EXERCISE DETAILS: All the data below should be printed again without a single difference.

TASK INPUTS:
★ ★ ★ ★ ★ ★ ★
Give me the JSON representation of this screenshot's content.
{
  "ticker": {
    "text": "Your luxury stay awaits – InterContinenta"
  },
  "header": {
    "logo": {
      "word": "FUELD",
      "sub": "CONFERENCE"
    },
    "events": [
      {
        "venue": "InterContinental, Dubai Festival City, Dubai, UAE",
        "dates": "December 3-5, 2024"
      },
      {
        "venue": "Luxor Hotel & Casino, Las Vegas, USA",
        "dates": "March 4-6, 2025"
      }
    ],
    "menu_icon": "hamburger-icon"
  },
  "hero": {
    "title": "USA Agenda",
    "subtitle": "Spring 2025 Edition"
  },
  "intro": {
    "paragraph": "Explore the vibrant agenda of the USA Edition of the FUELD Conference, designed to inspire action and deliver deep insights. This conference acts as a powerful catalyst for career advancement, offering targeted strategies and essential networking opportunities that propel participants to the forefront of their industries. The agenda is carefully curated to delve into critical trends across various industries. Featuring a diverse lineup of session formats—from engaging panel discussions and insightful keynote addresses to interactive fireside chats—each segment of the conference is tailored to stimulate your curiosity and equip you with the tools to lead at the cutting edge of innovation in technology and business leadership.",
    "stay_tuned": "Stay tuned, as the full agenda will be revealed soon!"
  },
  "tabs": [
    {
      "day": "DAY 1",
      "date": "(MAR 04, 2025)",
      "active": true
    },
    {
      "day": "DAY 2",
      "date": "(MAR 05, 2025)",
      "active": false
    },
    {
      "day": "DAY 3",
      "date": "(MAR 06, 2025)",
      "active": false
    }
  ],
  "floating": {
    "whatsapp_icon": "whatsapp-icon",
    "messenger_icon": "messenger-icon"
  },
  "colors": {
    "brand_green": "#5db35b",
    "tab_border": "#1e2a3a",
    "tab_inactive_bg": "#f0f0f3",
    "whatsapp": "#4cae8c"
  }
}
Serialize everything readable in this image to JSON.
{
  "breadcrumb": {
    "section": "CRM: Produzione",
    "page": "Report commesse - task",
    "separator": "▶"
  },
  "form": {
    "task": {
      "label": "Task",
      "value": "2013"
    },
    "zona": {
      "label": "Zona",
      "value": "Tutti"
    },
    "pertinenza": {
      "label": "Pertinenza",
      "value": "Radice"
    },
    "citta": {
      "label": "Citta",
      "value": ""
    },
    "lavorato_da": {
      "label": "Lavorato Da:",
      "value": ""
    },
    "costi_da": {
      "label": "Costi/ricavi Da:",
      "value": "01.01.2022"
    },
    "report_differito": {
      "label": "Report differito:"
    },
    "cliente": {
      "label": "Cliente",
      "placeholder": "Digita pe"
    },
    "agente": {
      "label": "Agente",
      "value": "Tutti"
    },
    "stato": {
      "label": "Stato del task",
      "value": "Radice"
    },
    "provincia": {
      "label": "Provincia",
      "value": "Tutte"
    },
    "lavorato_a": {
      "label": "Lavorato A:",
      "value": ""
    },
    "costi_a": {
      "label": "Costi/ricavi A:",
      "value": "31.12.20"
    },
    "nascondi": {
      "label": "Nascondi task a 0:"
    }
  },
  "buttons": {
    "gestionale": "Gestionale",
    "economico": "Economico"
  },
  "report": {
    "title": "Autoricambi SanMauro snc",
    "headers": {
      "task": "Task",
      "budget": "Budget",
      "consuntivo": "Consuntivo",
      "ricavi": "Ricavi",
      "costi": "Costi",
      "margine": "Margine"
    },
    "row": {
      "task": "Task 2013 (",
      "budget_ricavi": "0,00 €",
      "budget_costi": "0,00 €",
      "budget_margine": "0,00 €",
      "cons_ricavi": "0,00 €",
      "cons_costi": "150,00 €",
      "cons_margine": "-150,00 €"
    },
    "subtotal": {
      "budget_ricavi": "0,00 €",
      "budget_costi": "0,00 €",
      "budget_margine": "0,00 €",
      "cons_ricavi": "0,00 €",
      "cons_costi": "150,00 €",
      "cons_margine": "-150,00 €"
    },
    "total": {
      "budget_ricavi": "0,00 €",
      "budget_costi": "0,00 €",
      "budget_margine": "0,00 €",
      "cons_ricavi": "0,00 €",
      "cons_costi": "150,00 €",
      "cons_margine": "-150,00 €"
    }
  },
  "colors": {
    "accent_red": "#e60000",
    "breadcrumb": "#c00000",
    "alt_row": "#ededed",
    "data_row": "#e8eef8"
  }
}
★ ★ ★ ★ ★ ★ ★
WRITTEN RESPONSE:
Give me the JSON representation of this screenshot's content.
{
  "ticker": {
    "text": "Your luxury stay awaits – InterContinenta"
  },
  "header": {
    "logo": {
      "word": "FUELD",
      "sub": "CONFERENCE"
    },
    "events": [
      {
        "venue": "InterContinental, Dubai Festival City, Dubai, UAE",
        "dates": "December 3-5, 2024"
      },
      {
        "venue": "Luxor Hotel & Casino, Las Vegas, USA",
        "dates": "March 4-6, 2025"
      }
    ],
    "menu_icon": "hamburger-icon"
  },
  "hero": {
    "title": "USA Agenda",
    "subtitle": "Spring 2025 Edition"
  },
  "intro": {
    "paragraph": "Explore the vibrant agenda of the USA Edition of the FUELD Conference, designed to inspire action and deliver deep insights. This conference acts as a powerful catalyst for career advancement, offering targeted strategies and essential networking opportunities that propel participants to the forefront of their industries. The agenda is carefully curated to delve into critical trends across various industries. Featuring a diverse lineup of session formats—from engaging panel discussions and insightful keynote addresses to interactive fireside chats—each segment of the conference is tailored to stimulate your curiosity and equip you with the tools to lead at the cutting edge of innovation in technology and business leadership.",
    "stay_tuned": "Stay tuned, as the full agenda will be revealed soon!"
  },
  "tabs": [
    {
      "day": "DAY 1",
      "date": "(MAR 04, 2025)",
      "active": true
    },
    {
      "day": "DAY 2",
      "date": "(MAR 05, 2025)",
      "active": false
    },
    {
      "day": "DAY 3",
      "date": "(MAR 06, 2025)",
      "active": false
    }
  ],
  "floating": {
    "whatsapp_icon": "whatsapp-icon",
    "messenger_icon": "messenger-icon"
  },
  "colors": {
    "brand_green": "#5db35b",
    "tab_border": "#1e2a3a",
    "tab_inactive_bg": "#f0f0f3",
    "whatsapp": "#4cae8c"
  }
}
Serialize everything readable in this image to JSON.
{
  "breadcrumb": {
    "section": "CRM: Produzione",
    "page": "Report commesse - task",
    "separator": "▶"
  },
  "form": {
    "task": {
      "label": "Task",
      "value": "2013"
    },
    "zona": {
      "label": "Zona",
      "value": "Tutti"
    },
    "pertinenza": {
      "label": "Pertinenza",
      "value": "Radice"
    },
    "citta": {
      "label": "Citta",
      "value": ""
    },
    "lavorato_da": {
      "label": "Lavorato Da:",
      "value": ""
    },
    "costi_da": {
      "label": "Costi/ricavi Da:",
      "value": "01.01.2022"
    },
    "report_differito": {
      "label": "Report differito:"
    },
    "cliente": {
      "label": "Cliente",
      "placeholder": "Digita pe"
    },
    "agente": {
      "label": "Agente",
      "value": "Tutti"
    },
    "stato": {
      "label": "Stato del task",
      "value": "Radice"
    },
    "provincia": {
      "label": "Provincia",
      "value": "Tutte"
    },
    "lavorato_a": {
      "label": "Lavorato A:",
      "value": ""
    },
    "costi_a": {
      "label": "Costi/ricavi A:",
      "value": "31.12.20"
    },
    "nascondi": {
      "label": "Nascondi task a 0:"
    }
  },
  "buttons": {
    "gestionale": "Gestionale",
    "economico": "Economico"
  },
  "report": {
    "title": "Autoricambi SanMauro snc",
    "headers": {
      "task": "Task",
      "budget": "Budget",
      "consuntivo": "Consuntivo",
      "ricavi": "Ricavi",
      "costi": "Costi",
      "margine": "Margine"
    },
    "row": {
      "task": "Task 2013 (",
      "budget_ricavi": "0,00 €",
      "budget_costi": "0,00 €",
      "budget_margine": "0,00 €",
      "cons_ricavi": "0,00 €",
      "cons_costi": "150,00 €",
      "cons_margine": "-150,00 €"
    },
    "subtotal": {
      "budget_ricavi": "0,00 €",
      "budget_costi": "0,00 €",
      "budget_margine": "0,00 €",
      "cons_ricavi": "0,00 €",
      "cons_costi": "150,00 €",
      "cons_margine": "-150,00 €"
    },
    "total": {
      "budget_ricavi": "0,00 €",
      "budget_costi": "0,00 €",
      "budget_margine": "0,00 €",
      "cons_ricavi": "0,00 €",
      "cons_costi": "150,00 €",
      "cons_margine": "-150,00 €"
    }
  },
  "colors": {
    "accent_red": "#e60000",
    "breadcrumb": "#c00000",
    "alt_row": "#ededed",
    "data_row": "#e8eef8"
  }
}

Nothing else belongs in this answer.